WHAT YOU SHOULD DO - State the number of lines below in which the word "충청남도" appears. Nothing else belongs in the answer.

SUPPLIED MATERIAL -
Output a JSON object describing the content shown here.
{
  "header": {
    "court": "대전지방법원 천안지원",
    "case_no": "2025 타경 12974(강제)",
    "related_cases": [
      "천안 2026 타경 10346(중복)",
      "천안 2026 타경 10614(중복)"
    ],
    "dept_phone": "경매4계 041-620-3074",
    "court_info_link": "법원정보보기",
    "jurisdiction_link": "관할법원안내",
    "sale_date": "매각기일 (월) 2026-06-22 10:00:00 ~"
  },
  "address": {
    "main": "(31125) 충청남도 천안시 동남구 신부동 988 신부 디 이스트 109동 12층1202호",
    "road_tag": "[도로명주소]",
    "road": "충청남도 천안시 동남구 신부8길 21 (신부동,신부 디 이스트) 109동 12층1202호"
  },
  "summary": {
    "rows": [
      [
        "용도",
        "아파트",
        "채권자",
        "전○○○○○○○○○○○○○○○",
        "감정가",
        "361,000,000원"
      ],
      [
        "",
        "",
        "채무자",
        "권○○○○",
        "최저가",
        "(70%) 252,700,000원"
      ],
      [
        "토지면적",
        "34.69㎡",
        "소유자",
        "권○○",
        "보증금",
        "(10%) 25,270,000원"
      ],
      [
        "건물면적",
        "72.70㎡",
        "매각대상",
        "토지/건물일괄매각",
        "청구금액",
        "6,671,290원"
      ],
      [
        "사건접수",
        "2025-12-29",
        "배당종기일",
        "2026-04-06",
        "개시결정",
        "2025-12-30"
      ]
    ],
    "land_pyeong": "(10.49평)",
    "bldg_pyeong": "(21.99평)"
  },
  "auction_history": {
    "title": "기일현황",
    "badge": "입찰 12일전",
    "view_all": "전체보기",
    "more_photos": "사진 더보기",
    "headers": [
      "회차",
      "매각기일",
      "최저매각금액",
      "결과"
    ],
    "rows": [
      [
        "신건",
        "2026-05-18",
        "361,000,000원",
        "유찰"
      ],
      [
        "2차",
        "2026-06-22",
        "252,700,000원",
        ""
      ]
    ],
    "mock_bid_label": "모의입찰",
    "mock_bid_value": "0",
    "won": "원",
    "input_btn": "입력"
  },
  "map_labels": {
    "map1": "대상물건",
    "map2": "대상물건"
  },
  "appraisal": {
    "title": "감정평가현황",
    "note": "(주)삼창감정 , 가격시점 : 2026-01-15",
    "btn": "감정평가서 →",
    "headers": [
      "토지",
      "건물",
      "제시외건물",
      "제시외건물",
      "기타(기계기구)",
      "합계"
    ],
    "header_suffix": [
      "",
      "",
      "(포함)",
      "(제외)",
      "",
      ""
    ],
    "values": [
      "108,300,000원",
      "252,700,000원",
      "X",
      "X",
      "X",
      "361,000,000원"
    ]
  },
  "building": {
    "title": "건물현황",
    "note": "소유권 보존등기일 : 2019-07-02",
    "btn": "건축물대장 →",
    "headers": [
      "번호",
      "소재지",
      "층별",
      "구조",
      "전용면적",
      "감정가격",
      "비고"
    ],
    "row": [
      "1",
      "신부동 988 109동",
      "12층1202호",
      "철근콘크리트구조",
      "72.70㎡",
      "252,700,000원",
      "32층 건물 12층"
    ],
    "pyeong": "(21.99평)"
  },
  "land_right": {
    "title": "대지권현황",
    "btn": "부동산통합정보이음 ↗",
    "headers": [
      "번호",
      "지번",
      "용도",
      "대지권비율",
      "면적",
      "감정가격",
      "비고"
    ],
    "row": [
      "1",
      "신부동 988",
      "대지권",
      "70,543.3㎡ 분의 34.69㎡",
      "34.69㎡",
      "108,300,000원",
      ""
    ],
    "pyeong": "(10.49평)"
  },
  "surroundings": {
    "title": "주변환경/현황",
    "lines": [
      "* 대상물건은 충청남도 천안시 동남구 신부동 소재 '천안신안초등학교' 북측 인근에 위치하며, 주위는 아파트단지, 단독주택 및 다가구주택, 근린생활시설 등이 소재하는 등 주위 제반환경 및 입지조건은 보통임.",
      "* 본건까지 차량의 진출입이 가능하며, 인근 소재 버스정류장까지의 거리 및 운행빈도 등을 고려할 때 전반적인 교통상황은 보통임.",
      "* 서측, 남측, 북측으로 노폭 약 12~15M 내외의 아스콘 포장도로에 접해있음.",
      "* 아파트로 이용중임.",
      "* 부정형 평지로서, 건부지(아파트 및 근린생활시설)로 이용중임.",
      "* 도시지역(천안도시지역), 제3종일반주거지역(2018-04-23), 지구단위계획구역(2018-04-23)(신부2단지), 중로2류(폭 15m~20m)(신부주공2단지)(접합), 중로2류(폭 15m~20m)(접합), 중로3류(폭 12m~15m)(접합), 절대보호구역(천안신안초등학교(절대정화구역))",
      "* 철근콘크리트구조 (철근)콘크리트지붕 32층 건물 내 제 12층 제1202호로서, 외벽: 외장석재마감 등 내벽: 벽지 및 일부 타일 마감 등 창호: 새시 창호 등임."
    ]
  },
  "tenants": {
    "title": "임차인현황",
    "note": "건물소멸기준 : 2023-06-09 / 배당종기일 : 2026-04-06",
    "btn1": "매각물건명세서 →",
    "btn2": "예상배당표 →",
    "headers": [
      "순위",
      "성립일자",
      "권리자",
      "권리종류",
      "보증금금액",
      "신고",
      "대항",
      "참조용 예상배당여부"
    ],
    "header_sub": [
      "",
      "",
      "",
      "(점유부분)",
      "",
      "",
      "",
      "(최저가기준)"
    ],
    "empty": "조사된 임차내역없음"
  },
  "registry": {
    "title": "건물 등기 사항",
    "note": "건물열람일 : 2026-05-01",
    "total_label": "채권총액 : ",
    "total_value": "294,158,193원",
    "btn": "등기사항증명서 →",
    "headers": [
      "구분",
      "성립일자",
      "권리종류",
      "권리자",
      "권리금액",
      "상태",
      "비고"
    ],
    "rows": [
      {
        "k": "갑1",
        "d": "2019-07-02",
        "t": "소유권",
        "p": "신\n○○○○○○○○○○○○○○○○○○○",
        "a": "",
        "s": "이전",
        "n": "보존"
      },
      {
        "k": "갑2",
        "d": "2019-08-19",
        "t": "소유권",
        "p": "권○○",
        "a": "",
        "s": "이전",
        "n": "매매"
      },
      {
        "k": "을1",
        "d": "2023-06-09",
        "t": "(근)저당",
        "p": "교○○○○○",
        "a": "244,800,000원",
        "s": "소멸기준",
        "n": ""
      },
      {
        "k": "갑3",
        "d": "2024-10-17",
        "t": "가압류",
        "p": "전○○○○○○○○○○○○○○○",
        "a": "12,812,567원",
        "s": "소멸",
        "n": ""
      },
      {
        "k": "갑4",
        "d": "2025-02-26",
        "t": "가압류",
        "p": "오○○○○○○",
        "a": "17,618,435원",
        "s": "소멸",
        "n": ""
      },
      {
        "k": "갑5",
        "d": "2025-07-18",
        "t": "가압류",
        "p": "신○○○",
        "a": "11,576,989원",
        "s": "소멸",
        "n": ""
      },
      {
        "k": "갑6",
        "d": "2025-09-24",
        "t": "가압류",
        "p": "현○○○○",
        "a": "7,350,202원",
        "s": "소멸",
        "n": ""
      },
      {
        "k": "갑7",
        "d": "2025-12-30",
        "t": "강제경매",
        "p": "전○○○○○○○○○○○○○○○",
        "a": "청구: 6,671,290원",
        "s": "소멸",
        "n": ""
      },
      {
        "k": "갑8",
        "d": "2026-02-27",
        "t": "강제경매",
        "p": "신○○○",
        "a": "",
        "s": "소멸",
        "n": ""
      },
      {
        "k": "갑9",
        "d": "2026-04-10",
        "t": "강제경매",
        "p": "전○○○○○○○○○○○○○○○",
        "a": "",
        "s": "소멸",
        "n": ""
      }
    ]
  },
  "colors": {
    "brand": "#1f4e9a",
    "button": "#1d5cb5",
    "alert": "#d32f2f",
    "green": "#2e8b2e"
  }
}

OUTPUT OF THE TASK - 3